Task instructions: Copy each entry precisely as written, and do not carry over the pictures.

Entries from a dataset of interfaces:
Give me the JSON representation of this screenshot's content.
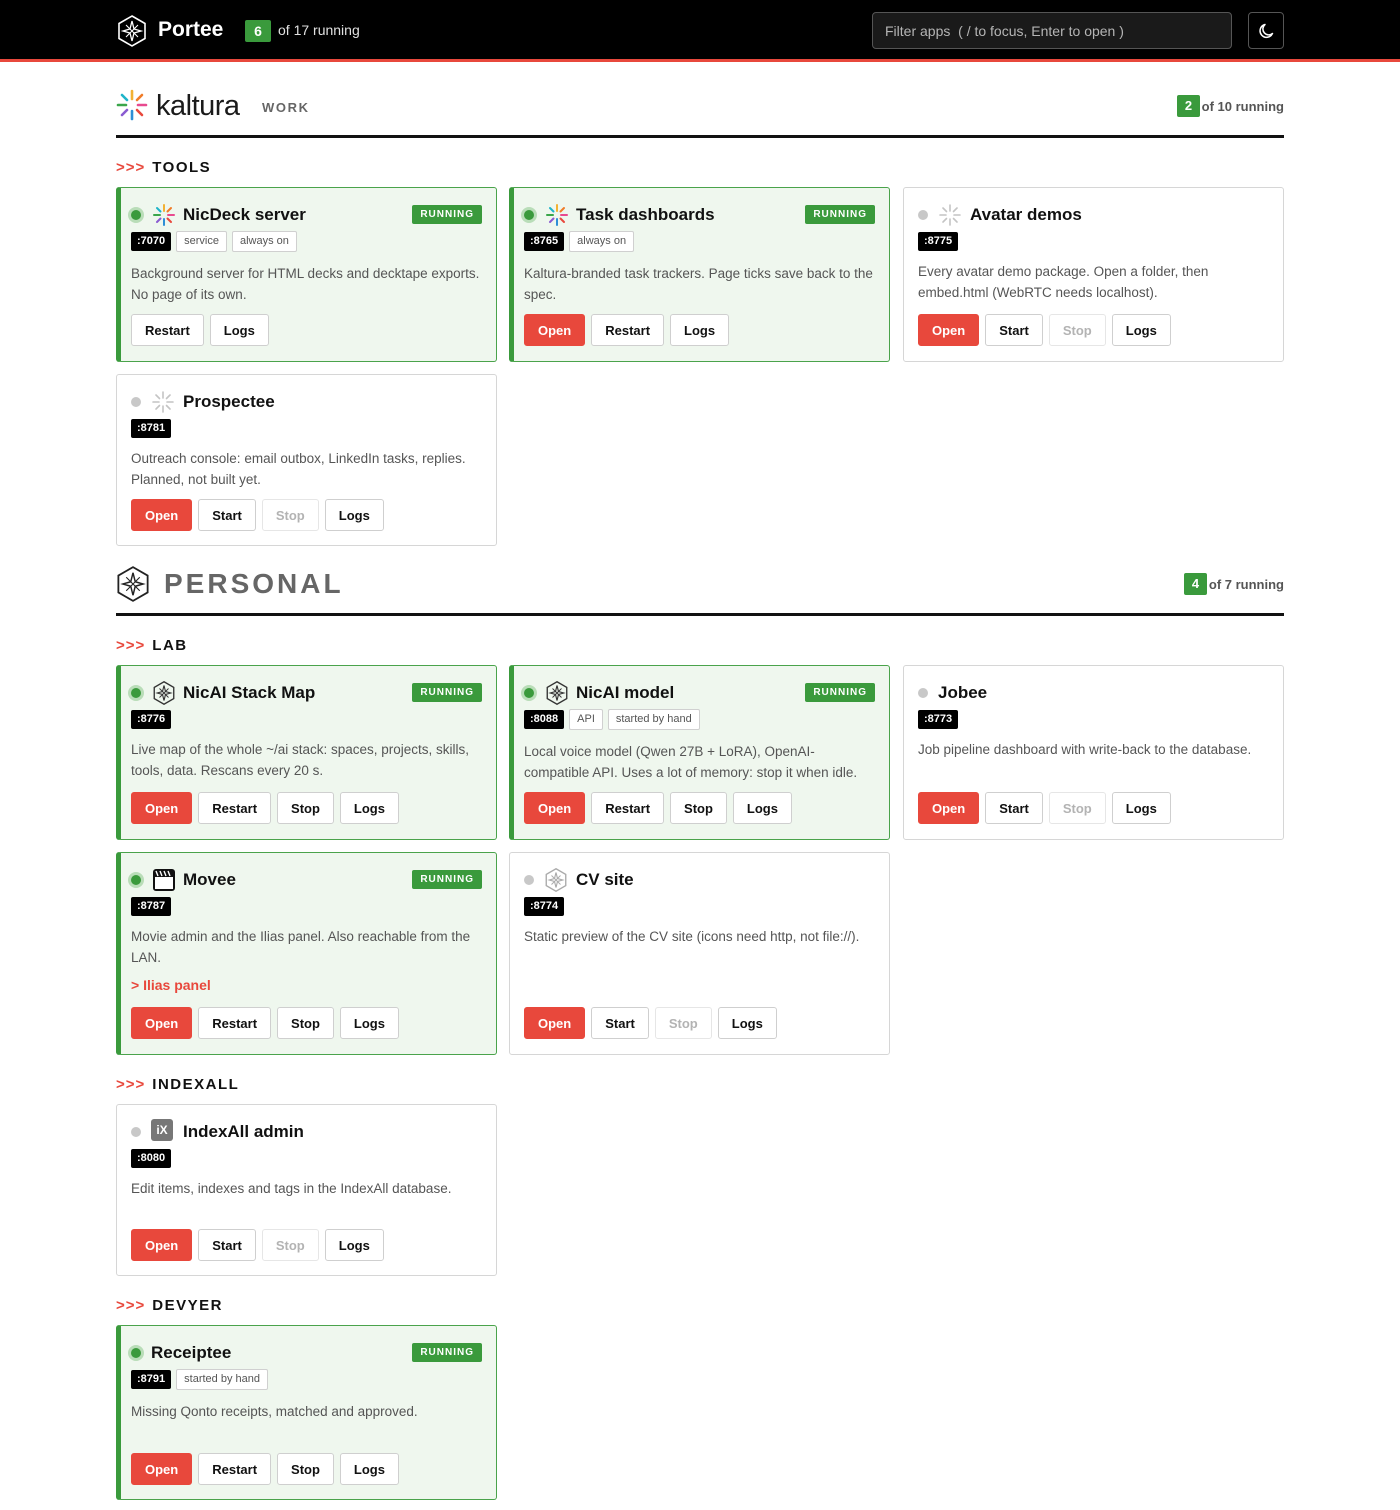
{
  "header": {
    "brand": "Portee",
    "running_count": "6",
    "running_label": "of 17 running",
    "filter_placeholder": "Filter apps  ( / to focus, Enter to open )",
    "theme_icon": "moon-icon"
  },
  "orgs": {
    "work": {
      "name": "kaltura",
      "tag": "WORK",
      "running_count": "2",
      "running_label": "of 10 running"
    },
    "personal": {
      "name": "PERSONAL",
      "running_count": "4",
      "running_label": "of 7 running"
    }
  },
  "sections": {
    "tools": {
      "arrows": ">>>",
      "label": "TOOLS"
    },
    "lab": {
      "arrows": ">>>",
      "label": "LAB"
    },
    "indexall": {
      "arrows": ">>>",
      "label": "INDEXALL"
    },
    "devyer": {
      "arrows": ">>>",
      "label": "DEVYER"
    }
  },
  "status": {
    "running": "RUNNING"
  },
  "buttons": {
    "open": "Open",
    "start": "Start",
    "stop": "Stop",
    "restart": "Restart",
    "logs": "Logs"
  },
  "apps": {
    "nicdeck": {
      "title": "NicDeck server",
      "port": ":7070",
      "tags": [
        "service",
        "always on"
      ],
      "description": "Background server for HTML decks and decktape exports. No page of its own.",
      "icon": "kaltura-icon"
    },
    "taskdash": {
      "title": "Task dashboards",
      "port": ":8765",
      "tags": [
        "always on"
      ],
      "description": "Kaltura-branded task trackers. Page ticks save back to the spec.",
      "icon": "kaltura-icon"
    },
    "avatar": {
      "title": "Avatar demos",
      "port": ":8775",
      "description": "Every avatar demo package. Open a folder, then embed.html (WebRTC needs localhost).",
      "icon": "kaltura-grey-icon"
    },
    "prospectee": {
      "title": "Prospectee",
      "port": ":8781",
      "description": "Outreach console: email outbox, LinkedIn tasks, replies. Planned, not built yet.",
      "icon": "kaltura-grey-icon"
    },
    "stackmap": {
      "title": "NicAI Stack Map",
      "port": ":8776",
      "description": "Live map of the whole ~/ai stack: spaces, projects, skills, tools, data. Rescans every 20 s.",
      "icon": "compass-emblem-icon"
    },
    "model": {
      "title": "NicAI model",
      "port": ":8088",
      "tags": [
        "API",
        "started by hand"
      ],
      "description": "Local voice model (Qwen 27B + LoRA), OpenAI-compatible API. Uses a lot of memory: stop it when idle.",
      "icon": "compass-emblem-icon"
    },
    "jobee": {
      "title": "Jobee",
      "port": ":8773",
      "description": "Job pipeline dashboard with write-back to the database."
    },
    "movee": {
      "title": "Movee",
      "port": ":8787",
      "description": "Movie admin and the Ilias panel. Also reachable from the LAN.",
      "link": "> Ilias panel",
      "icon": "clapperboard-icon"
    },
    "cvsite": {
      "title": "CV site",
      "port": ":8774",
      "description": "Static preview of the CV site (icons need http, not file://).",
      "icon": "compass-emblem-grey-icon"
    },
    "indexall": {
      "title": "IndexAll admin",
      "port": ":8080",
      "description": "Edit items, indexes and tags in the IndexAll database.",
      "icon": "ix-icon",
      "icon_text": "iX"
    },
    "receiptee": {
      "title": "Receiptee",
      "port": ":8791",
      "tags": [
        "started by hand"
      ],
      "description": "Missing Qonto receipts, matched and approved."
    }
  },
  "colors": {
    "accent": "#e8483c",
    "running_green": "#3a9a3c",
    "running_bg": "#eff7ee",
    "topbar": "#000000"
  }
}
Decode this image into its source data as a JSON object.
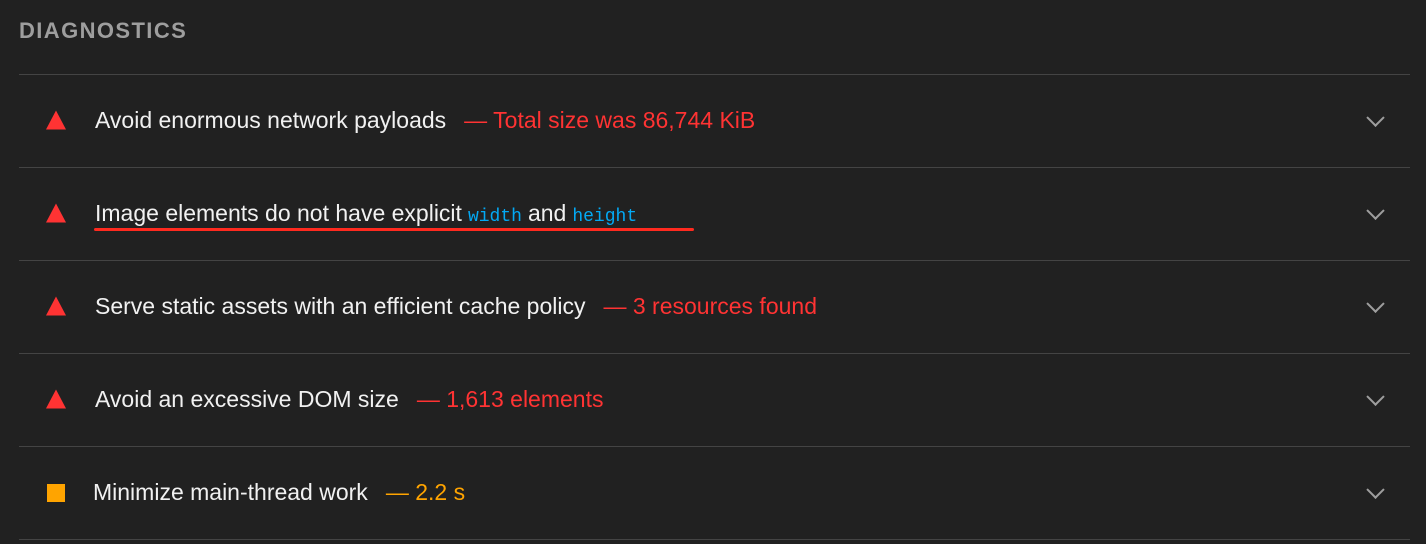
{
  "section": {
    "title": "DIAGNOSTICS"
  },
  "audits": [
    {
      "title": "Avoid enormous network payloads",
      "display_value": "— Total size was 86,744 KiB",
      "status": "fail",
      "icon": "fail-triangle-icon"
    },
    {
      "title_prefix": "Image elements do not have explicit",
      "code1": "width",
      "title_mid": "and",
      "code2": "height",
      "status": "fail",
      "icon": "fail-triangle-icon",
      "annotation": "red-underline"
    },
    {
      "title": "Serve static assets with an efficient cache policy",
      "display_value": "— 3 resources found",
      "status": "fail",
      "icon": "fail-triangle-icon"
    },
    {
      "title": "Avoid an excessive DOM size",
      "display_value": "— 1,613 elements",
      "status": "fail",
      "icon": "fail-triangle-icon"
    },
    {
      "title": "Minimize main-thread work",
      "display_value": "— 2.2 s",
      "status": "average",
      "icon": "warn-square-icon"
    }
  ],
  "colors": {
    "background": "#212121",
    "fail": "#ff3333",
    "average": "#ffa400",
    "code": "#03a9f4",
    "heading": "#9e9e9e"
  }
}
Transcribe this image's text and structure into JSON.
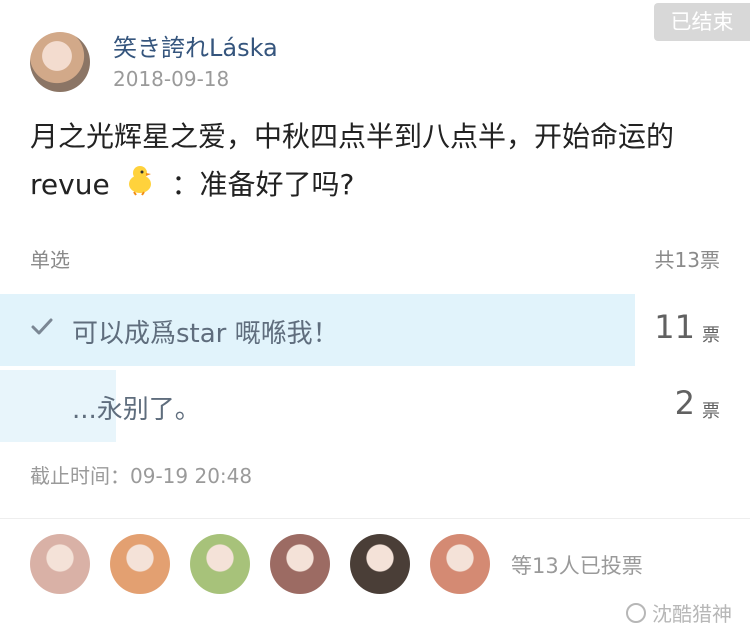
{
  "post": {
    "status_badge": "已结束",
    "username": "笑き誇れLáska",
    "date": "2018-09-18",
    "content_part1": "月之光辉星之爱，中秋四点半到八点半，开始命运的revue",
    "content_part2": "：准备好了吗?",
    "chick_icon": "chick-emoji-icon"
  },
  "poll": {
    "type_label": "单选",
    "total_votes": "共13票",
    "options": [
      {
        "label": "可以成爲star 嘅喺我！",
        "count": "11",
        "unit": "票",
        "share": 0.846,
        "selected": true
      },
      {
        "label": "...永别了。",
        "count": "2",
        "unit": "票",
        "share": 0.154,
        "selected": false
      }
    ],
    "deadline": "截止时间：09-19 20:48"
  },
  "voters": {
    "summary": "等13人已投票",
    "avatar_colors": [
      "#d9b1a6",
      "#e3a071",
      "#a7c27a",
      "#9c6b63",
      "#4a3e37",
      "#d48a73"
    ]
  },
  "watermark": "沈酷猎神",
  "colors": {
    "accent_text": "#35557d",
    "bar_selected": "#e1f3fb",
    "bar_other": "#e8f5fb"
  }
}
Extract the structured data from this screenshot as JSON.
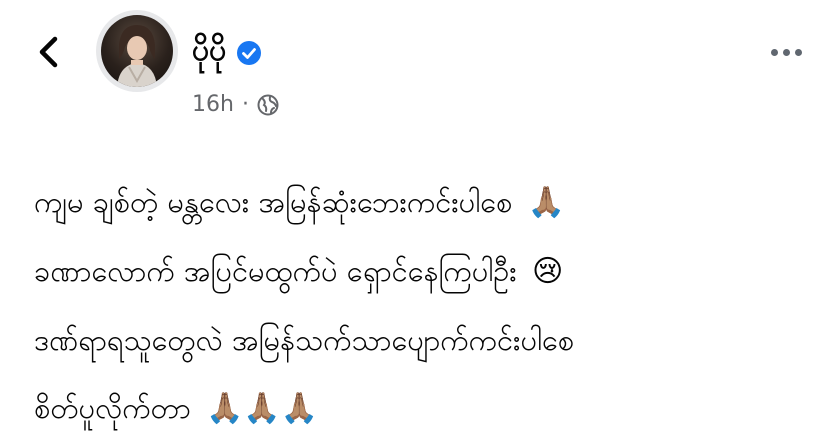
{
  "header": {
    "back_icon": "chevron-left-icon",
    "author_name": "ပိုပို",
    "verified_icon": "verified-badge-icon",
    "verified_color": "#1877f2",
    "timestamp": "16h",
    "separator": "·",
    "privacy_icon": "globe-icon",
    "more_icon": "more-horizontal-icon"
  },
  "post": {
    "lines": [
      {
        "text": "ကျမ ချစ်တဲ့ မန္တလေး အမြန်ဆုံးဘေးကင်းပါစေ",
        "emoji": "🙏🏽"
      },
      {
        "text": "ခဏာလောက် အပြင်မထွက်ပဲ ရှောင်နေကြပါဦး",
        "emoji": "😢"
      },
      {
        "text": "ဒဏ်ရာရသူတွေလဲ အမြန်သက်သာပျောက်ကင်းပါစေ",
        "emoji": ""
      },
      {
        "text": "စိတ်ပူလိုက်တာ",
        "emoji": "🙏🏽🙏🏽🙏🏽"
      }
    ]
  }
}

Answer to this problem:
Give me the JSON representation of this screenshot's content.
{
  "header": {
    "brand": "Portee",
    "running_count": "6",
    "running_label": "of 17 running",
    "filter_placeholder": "Filter apps  ( / to focus, Enter to open )",
    "theme_icon": "moon-icon"
  },
  "orgs": {
    "work": {
      "name": "kaltura",
      "tag": "WORK",
      "running_count": "2",
      "running_label": "of 10 running"
    },
    "personal": {
      "name": "PERSONAL",
      "running_count": "4",
      "running_label": "of 7 running"
    }
  },
  "sections": {
    "tools": {
      "arrows": ">>>",
      "label": "TOOLS"
    },
    "lab": {
      "arrows": ">>>",
      "label": "LAB"
    },
    "indexall": {
      "arrows": ">>>",
      "label": "INDEXALL"
    },
    "devyer": {
      "arrows": ">>>",
      "label": "DEVYER"
    }
  },
  "status": {
    "running": "RUNNING"
  },
  "buttons": {
    "open": "Open",
    "start": "Start",
    "stop": "Stop",
    "restart": "Restart",
    "logs": "Logs"
  },
  "apps": {
    "nicdeck": {
      "title": "NicDeck server",
      "port": ":7070",
      "tags": [
        "service",
        "always on"
      ],
      "description": "Background server for HTML decks and decktape exports. No page of its own.",
      "icon": "kaltura-icon"
    },
    "taskdash": {
      "title": "Task dashboards",
      "port": ":8765",
      "tags": [
        "always on"
      ],
      "description": "Kaltura-branded task trackers. Page ticks save back to the spec.",
      "icon": "kaltura-icon"
    },
    "avatar": {
      "title": "Avatar demos",
      "port": ":8775",
      "description": "Every avatar demo package. Open a folder, then embed.html (WebRTC needs localhost).",
      "icon": "kaltura-grey-icon"
    },
    "prospectee": {
      "title": "Prospectee",
      "port": ":8781",
      "description": "Outreach console: email outbox, LinkedIn tasks, replies. Planned, not built yet.",
      "icon": "kaltura-grey-icon"
    },
    "stackmap": {
      "title": "NicAI Stack Map",
      "port": ":8776",
      "description": "Live map of the whole ~/ai stack: spaces, projects, skills, tools, data. Rescans every 20 s.",
      "icon": "compass-emblem-icon"
    },
    "model": {
      "title": "NicAI model",
      "port": ":8088",
      "tags": [
        "API",
        "started by hand"
      ],
      "description": "Local voice model (Qwen 27B + LoRA), OpenAI-compatible API. Uses a lot of memory: stop it when idle.",
      "icon": "compass-emblem-icon"
    },
    "jobee": {
      "title": "Jobee",
      "port": ":8773",
      "description": "Job pipeline dashboard with write-back to the database."
    },
    "movee": {
      "title": "Movee",
      "port": ":8787",
      "description": "Movie admin and the Ilias panel. Also reachable from the LAN.",
      "link": "> Ilias panel",
      "icon": "clapperboard-icon"
    },
    "cvsite": {
      "title": "CV site",
      "port": ":8774",
      "description": "Static preview of the CV site (icons need http, not file://).",
      "icon": "compass-emblem-grey-icon"
    },
    "indexall": {
      "title": "IndexAll admin",
      "port": ":8080",
      "description": "Edit items, indexes and tags in the IndexAll database.",
      "icon": "ix-icon",
      "icon_text": "iX"
    },
    "receiptee": {
      "title": "Receiptee",
      "port": ":8791",
      "tags": [
        "started by hand"
      ],
      "description": "Missing Qonto receipts, matched and approved."
    }
  },
  "colors": {
    "accent": "#e8483c",
    "running_green": "#3a9a3c",
    "running_bg": "#eff7ee",
    "topbar": "#000000"
  }
}
Decode this image into its source data as a JSON object.
{
  "section": {
    "title": "DIAGNOSTICS"
  },
  "audits": [
    {
      "title": "Avoid enormous network payloads",
      "display_value": "— Total size was 86,744 KiB",
      "status": "fail",
      "icon": "fail-triangle-icon"
    },
    {
      "title_prefix": "Image elements do not have explicit",
      "code1": "width",
      "title_mid": "and",
      "code2": "height",
      "status": "fail",
      "icon": "fail-triangle-icon",
      "annotation": "red-underline"
    },
    {
      "title": "Serve static assets with an efficient cache policy",
      "display_value": "— 3 resources found",
      "status": "fail",
      "icon": "fail-triangle-icon"
    },
    {
      "title": "Avoid an excessive DOM size",
      "display_value": "— 1,613 elements",
      "status": "fail",
      "icon": "fail-triangle-icon"
    },
    {
      "title": "Minimize main-thread work",
      "display_value": "— 2.2 s",
      "status": "average",
      "icon": "warn-square-icon"
    }
  ],
  "colors": {
    "background": "#212121",
    "fail": "#ff3333",
    "average": "#ffa400",
    "code": "#03a9f4",
    "heading": "#9e9e9e"
  }
}
Transcribe this image's text and structure into JSON.
{
  "post": {
    "status_badge": "已结束",
    "username": "笑き誇れLáska",
    "date": "2018-09-18",
    "content_part1": "月之光辉星之爱，中秋四点半到八点半，开始命运的revue",
    "content_part2": "：准备好了吗?",
    "chick_icon": "chick-emoji-icon"
  },
  "poll": {
    "type_label": "单选",
    "total_votes": "共13票",
    "options": [
      {
        "label": "可以成爲star 嘅喺我！",
        "count": "11",
        "unit": "票",
        "share": 0.846,
        "selected": true
      },
      {
        "label": "...永别了。",
        "count": "2",
        "unit": "票",
        "share": 0.154,
        "selected": false
      }
    ],
    "deadline": "截止时间：09-19 20:48"
  },
  "voters": {
    "summary": "等13人已投票",
    "avatar_colors": [
      "#d9b1a6",
      "#e3a071",
      "#a7c27a",
      "#9c6b63",
      "#4a3e37",
      "#d48a73"
    ]
  },
  "watermark": "沈酷猎神",
  "colors": {
    "accent_text": "#35557d",
    "bar_selected": "#e1f3fb",
    "bar_other": "#e8f5fb"
  }
}
Extract the structured data from this screenshot as JSON.
{
  "header": {
    "back_icon": "chevron-left-icon",
    "author_name": "ပိုပို",
    "verified_icon": "verified-badge-icon",
    "verified_color": "#1877f2",
    "timestamp": "16h",
    "separator": "·",
    "privacy_icon": "globe-icon",
    "more_icon": "more-horizontal-icon"
  },
  "post": {
    "lines": [
      {
        "text": "ကျမ ချစ်တဲ့ မန္တလေး အမြန်ဆုံးဘေးကင်းပါစေ",
        "emoji": "🙏🏽"
      },
      {
        "text": "ခဏာလောက် အပြင်မထွက်ပဲ ရှောင်နေကြပါဦး",
        "emoji": "😢"
      },
      {
        "text": "ဒဏ်ရာရသူတွေလဲ အမြန်သက်သာပျောက်ကင်းပါစေ",
        "emoji": ""
      },
      {
        "text": "စိတ်ပူလိုက်တာ",
        "emoji": "🙏🏽🙏🏽🙏🏽"
      }
    ]
  }
}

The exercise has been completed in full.